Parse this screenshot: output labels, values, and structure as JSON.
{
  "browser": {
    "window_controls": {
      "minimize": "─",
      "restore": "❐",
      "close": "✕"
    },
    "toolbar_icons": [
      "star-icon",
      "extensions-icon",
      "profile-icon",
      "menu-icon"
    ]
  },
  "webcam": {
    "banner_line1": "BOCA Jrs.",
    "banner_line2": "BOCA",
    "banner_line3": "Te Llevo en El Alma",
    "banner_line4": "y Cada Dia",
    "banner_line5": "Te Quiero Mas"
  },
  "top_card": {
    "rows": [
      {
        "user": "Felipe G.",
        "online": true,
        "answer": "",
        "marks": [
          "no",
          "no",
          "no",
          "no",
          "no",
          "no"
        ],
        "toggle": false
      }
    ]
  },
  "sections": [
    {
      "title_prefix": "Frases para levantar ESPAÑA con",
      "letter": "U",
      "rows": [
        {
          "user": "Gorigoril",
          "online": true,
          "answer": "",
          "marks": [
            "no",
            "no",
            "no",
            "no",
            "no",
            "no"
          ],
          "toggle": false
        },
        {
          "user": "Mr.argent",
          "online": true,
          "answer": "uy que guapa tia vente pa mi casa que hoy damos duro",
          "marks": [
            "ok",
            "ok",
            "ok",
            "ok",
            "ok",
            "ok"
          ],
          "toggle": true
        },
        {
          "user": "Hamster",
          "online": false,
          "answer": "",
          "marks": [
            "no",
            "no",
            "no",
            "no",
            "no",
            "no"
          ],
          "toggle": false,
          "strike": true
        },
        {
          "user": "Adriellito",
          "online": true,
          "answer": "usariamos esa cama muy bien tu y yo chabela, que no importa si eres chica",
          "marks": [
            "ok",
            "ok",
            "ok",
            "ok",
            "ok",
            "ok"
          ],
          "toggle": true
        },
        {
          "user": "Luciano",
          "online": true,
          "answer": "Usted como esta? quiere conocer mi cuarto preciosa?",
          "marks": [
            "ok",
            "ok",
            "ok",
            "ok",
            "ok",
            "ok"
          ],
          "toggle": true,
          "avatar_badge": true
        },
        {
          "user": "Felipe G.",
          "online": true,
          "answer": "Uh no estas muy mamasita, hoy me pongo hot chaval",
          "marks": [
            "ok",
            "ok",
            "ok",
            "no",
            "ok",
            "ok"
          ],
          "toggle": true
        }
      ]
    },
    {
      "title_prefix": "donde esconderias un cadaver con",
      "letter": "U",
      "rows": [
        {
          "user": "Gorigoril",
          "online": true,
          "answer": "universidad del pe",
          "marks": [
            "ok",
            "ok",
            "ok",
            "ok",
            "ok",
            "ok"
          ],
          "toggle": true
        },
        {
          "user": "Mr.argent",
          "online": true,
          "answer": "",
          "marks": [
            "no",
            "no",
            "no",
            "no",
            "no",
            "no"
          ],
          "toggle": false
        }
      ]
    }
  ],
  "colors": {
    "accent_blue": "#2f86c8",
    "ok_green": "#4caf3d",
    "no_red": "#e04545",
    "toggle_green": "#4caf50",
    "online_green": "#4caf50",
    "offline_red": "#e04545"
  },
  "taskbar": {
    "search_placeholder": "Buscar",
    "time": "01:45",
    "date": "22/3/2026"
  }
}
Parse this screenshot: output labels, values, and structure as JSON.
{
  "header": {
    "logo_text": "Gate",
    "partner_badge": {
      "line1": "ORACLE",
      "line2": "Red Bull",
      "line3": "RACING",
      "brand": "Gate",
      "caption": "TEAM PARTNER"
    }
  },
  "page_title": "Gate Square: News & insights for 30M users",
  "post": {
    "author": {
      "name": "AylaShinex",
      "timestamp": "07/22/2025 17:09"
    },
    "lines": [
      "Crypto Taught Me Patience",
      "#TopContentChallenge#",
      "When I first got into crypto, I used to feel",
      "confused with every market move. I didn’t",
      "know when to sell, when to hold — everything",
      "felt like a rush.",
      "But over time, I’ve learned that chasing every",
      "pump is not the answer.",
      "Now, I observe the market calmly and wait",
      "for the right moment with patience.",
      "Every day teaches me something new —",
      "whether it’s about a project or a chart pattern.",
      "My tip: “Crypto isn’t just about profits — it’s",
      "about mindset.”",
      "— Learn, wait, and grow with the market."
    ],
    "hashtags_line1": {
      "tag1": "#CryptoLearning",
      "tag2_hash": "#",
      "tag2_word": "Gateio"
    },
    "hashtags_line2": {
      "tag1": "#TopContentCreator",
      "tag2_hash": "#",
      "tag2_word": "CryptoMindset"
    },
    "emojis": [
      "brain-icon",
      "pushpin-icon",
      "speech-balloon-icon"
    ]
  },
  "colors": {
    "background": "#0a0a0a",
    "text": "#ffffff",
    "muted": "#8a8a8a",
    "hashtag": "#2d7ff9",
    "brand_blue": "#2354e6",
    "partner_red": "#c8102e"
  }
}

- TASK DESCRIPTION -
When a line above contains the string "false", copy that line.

- RESPONSE BELOW -
        "toggle": false
          "toggle": false
          "online": false,
          "toggle": false,
          "toggle": false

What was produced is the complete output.